Look through the entries. Copy each line that has the word "this".
┄┄┄┄┄┄┄┄┄┄┄┄┄┄┄┄┄┄┄┄
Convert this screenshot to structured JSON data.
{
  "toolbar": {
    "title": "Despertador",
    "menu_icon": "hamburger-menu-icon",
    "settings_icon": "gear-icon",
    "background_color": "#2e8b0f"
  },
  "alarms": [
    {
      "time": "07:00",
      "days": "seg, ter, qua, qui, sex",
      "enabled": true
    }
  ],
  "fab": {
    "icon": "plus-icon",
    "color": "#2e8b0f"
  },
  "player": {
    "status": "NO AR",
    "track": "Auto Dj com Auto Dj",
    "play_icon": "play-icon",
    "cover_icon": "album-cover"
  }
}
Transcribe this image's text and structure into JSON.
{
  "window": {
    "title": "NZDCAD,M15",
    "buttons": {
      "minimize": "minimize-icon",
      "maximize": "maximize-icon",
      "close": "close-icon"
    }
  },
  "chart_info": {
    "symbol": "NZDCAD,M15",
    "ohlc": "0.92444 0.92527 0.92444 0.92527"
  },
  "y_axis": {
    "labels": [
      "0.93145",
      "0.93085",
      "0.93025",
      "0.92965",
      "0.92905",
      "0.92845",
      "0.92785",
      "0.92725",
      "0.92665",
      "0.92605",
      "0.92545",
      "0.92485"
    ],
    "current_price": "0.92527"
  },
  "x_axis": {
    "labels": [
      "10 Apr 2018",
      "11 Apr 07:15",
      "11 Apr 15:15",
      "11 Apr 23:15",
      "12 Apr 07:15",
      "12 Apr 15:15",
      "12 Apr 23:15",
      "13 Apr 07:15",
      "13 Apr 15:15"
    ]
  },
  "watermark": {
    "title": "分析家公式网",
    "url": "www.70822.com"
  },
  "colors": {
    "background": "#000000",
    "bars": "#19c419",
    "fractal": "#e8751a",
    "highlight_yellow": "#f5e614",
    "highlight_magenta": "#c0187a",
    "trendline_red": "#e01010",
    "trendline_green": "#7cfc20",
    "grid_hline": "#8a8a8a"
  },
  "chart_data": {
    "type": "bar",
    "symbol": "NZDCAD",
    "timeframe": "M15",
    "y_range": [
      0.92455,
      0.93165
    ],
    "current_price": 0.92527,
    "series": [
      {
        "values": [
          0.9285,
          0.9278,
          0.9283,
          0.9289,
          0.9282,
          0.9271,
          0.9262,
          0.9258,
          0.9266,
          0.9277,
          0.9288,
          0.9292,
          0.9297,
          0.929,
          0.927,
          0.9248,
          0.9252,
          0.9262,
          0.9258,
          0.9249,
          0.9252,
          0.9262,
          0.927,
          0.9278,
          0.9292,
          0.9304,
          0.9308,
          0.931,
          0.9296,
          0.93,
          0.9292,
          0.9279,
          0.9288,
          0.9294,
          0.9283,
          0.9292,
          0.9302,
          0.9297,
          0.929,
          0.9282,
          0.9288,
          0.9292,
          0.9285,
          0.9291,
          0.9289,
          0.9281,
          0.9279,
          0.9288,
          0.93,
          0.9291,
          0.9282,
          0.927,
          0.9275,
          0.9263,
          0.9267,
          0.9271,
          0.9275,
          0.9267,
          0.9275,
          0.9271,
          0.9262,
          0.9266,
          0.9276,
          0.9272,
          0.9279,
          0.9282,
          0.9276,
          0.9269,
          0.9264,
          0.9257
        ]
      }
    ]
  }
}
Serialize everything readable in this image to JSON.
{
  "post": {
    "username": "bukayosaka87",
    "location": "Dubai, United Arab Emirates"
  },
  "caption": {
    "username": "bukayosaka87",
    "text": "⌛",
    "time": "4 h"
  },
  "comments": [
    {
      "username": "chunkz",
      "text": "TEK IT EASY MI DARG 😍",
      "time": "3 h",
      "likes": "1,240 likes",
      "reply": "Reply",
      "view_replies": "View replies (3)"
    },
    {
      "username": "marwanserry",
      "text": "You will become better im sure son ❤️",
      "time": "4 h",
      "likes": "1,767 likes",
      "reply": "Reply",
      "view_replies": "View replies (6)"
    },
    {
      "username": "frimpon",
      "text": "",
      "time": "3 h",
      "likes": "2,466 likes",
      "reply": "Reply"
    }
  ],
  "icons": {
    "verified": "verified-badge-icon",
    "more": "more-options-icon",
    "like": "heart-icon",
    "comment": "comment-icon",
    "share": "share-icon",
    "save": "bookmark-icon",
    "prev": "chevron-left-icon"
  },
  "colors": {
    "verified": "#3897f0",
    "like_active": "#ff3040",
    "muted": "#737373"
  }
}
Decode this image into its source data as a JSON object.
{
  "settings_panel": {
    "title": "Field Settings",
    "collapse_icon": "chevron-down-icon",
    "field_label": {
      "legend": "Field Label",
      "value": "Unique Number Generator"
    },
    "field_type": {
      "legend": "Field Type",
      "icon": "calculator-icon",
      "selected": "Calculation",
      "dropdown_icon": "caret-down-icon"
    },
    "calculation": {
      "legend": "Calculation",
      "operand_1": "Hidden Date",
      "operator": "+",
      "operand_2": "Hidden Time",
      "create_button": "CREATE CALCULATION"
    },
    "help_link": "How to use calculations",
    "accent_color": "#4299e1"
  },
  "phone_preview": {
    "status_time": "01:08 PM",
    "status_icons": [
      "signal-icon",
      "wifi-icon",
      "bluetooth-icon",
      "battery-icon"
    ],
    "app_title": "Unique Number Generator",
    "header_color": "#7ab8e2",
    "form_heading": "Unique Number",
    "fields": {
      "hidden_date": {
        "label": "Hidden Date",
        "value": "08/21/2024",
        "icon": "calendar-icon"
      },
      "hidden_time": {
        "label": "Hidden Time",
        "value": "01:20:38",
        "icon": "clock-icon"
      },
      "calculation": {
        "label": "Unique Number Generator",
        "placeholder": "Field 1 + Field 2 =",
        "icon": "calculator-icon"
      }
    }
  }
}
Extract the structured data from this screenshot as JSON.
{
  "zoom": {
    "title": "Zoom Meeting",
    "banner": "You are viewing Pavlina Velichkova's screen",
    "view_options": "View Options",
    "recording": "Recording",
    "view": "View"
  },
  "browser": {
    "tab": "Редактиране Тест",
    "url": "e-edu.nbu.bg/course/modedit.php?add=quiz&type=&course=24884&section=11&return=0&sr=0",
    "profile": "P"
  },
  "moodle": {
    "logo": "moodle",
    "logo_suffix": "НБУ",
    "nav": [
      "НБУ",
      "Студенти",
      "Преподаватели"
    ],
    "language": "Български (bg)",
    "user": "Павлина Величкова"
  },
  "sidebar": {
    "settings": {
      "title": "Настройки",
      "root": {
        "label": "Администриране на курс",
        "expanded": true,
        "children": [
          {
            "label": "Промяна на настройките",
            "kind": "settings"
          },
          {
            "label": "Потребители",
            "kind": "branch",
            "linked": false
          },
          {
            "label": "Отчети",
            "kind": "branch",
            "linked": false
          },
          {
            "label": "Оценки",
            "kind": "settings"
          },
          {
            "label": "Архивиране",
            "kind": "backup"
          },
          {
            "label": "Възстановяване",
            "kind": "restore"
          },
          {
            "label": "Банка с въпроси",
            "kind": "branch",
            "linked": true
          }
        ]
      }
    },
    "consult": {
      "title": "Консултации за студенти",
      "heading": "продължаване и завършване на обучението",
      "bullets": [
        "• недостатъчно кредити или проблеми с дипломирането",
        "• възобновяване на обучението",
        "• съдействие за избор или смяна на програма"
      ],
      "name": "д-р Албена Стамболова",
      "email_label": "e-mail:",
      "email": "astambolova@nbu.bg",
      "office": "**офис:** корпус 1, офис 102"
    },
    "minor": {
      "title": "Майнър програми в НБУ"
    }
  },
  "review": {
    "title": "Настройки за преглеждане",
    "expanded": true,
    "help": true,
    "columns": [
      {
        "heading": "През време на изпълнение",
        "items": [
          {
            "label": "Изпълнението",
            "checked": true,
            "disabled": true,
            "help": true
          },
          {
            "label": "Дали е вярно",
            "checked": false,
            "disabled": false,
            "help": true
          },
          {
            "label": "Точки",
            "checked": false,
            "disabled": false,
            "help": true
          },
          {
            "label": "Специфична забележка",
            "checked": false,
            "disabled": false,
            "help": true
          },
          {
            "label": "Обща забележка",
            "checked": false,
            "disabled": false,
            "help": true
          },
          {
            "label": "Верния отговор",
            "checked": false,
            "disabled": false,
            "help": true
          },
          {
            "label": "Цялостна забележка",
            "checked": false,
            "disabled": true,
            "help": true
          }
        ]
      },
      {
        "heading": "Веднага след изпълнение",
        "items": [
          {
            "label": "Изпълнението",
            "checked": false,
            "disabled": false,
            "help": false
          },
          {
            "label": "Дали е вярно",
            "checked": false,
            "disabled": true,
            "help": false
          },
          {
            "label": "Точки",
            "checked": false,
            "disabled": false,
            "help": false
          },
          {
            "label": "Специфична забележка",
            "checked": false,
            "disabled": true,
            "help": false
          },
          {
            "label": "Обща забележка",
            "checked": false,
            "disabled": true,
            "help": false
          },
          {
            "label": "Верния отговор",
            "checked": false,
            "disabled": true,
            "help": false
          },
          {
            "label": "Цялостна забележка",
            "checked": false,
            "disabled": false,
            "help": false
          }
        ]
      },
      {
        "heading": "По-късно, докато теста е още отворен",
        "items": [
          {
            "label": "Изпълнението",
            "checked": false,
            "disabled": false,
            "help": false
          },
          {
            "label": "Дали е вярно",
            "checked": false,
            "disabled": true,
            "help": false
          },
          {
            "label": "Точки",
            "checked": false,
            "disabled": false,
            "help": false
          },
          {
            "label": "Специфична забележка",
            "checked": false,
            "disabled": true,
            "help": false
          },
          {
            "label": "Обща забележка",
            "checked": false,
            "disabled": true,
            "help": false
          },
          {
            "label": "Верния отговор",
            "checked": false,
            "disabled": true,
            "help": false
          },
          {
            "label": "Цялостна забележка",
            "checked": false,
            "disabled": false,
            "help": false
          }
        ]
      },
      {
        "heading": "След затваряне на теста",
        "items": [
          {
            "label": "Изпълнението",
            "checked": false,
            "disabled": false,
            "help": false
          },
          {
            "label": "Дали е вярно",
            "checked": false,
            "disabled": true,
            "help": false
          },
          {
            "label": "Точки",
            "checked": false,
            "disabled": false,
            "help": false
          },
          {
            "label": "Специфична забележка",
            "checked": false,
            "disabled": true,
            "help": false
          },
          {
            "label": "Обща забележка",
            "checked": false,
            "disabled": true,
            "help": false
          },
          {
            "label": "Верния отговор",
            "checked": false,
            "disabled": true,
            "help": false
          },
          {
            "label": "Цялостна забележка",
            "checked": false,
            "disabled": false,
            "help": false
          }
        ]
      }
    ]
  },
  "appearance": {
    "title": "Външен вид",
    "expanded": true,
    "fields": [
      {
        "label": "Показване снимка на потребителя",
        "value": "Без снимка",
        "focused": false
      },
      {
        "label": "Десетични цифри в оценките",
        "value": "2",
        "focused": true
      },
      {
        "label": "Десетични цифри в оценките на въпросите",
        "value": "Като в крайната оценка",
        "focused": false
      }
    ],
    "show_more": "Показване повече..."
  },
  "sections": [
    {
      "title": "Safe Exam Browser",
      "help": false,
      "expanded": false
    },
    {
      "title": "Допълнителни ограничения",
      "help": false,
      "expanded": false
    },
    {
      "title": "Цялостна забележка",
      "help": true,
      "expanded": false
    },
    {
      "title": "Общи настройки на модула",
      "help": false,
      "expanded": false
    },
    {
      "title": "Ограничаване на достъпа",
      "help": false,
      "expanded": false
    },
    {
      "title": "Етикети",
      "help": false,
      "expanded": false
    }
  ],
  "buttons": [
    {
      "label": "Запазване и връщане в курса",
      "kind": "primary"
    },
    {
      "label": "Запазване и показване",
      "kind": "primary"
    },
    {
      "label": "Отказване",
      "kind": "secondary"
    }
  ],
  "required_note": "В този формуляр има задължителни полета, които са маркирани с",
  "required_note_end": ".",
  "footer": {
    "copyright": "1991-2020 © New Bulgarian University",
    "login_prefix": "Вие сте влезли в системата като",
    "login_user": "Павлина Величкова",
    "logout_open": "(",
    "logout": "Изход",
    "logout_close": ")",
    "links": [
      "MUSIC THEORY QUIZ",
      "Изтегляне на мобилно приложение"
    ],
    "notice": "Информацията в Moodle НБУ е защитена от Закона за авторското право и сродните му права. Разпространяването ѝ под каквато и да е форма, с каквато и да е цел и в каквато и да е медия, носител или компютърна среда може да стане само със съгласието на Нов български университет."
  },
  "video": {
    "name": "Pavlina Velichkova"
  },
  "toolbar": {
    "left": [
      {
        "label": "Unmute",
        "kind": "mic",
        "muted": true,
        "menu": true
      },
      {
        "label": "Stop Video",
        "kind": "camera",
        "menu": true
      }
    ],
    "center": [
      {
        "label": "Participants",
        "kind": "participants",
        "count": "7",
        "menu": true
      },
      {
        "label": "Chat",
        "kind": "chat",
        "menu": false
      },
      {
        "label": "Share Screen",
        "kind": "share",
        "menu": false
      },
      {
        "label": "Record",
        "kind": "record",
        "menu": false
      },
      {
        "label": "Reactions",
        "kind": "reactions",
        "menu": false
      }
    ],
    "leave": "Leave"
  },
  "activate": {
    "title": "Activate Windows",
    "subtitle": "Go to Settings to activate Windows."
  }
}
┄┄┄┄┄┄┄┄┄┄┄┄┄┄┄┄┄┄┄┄
### Exercise solution
Convert this screenshot to structured JSON data.
Transcribe this image's text and structure into JSON.
Serialize everything readable in this image to JSON.
Decode this image into its source data as a JSON object.
Extract the structured data from this screenshot as JSON.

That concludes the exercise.